*** The data ***
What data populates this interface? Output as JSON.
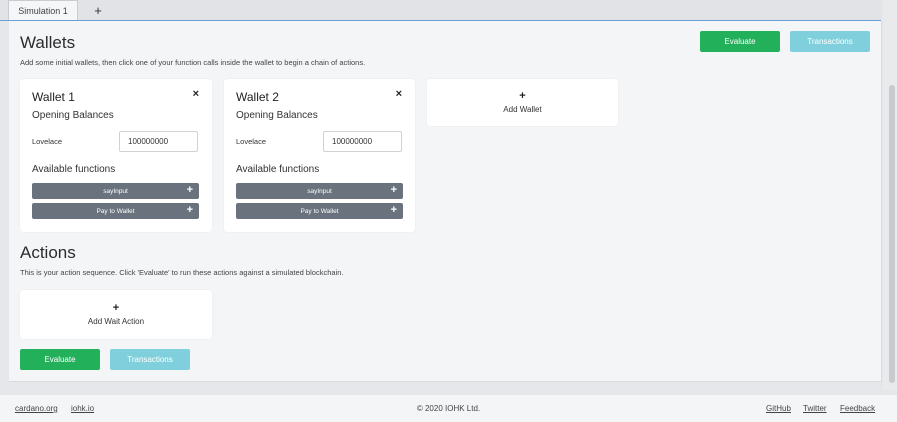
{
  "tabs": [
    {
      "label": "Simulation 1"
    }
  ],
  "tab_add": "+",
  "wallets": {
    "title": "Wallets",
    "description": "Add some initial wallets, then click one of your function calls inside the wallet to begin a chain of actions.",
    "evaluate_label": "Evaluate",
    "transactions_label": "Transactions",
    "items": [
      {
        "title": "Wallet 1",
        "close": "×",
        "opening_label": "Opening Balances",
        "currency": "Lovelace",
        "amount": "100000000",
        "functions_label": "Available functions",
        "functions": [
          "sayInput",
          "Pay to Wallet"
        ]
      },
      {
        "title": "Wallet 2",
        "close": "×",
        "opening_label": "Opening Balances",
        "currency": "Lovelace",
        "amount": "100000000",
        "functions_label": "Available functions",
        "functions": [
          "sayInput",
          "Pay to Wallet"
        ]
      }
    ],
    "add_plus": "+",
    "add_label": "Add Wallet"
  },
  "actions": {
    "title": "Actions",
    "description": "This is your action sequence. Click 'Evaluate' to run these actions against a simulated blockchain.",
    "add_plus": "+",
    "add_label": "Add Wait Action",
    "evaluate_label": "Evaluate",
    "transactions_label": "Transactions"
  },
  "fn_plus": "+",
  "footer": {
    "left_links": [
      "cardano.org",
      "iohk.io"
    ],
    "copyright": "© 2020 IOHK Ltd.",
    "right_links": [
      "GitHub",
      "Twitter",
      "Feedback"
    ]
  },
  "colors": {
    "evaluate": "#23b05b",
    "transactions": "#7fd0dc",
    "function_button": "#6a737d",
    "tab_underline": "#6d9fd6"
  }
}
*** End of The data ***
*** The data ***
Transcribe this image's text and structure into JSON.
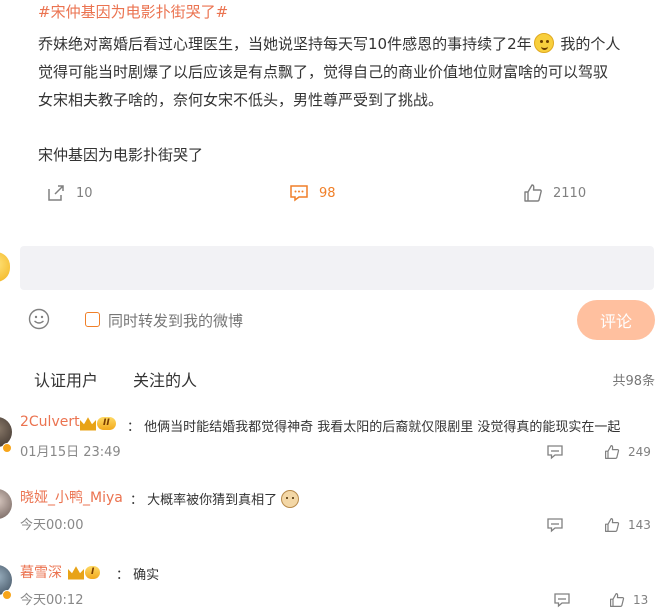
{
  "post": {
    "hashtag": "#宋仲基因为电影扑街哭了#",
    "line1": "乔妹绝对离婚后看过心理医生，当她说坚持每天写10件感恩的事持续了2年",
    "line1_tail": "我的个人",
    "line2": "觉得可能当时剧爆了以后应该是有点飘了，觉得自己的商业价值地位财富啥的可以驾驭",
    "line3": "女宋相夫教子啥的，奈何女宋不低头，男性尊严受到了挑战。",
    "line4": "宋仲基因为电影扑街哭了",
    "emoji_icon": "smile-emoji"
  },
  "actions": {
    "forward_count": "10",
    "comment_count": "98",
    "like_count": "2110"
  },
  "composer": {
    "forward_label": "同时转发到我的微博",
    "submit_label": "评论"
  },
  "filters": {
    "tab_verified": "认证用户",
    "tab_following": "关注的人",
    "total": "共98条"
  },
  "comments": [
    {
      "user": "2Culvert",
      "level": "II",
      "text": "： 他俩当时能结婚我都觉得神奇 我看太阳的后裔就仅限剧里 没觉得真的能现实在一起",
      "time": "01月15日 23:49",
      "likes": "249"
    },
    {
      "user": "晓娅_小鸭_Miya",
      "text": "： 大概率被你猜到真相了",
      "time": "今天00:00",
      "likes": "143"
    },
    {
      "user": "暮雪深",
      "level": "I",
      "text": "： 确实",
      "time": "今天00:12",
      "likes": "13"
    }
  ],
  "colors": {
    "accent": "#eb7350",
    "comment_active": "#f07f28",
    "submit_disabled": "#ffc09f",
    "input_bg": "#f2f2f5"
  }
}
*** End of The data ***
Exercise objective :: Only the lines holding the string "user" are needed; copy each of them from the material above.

Exercise response ::
      "user": "2Culvert",
      "user": "晓娅_小鸭_Miya",
      "user": "暮雪深",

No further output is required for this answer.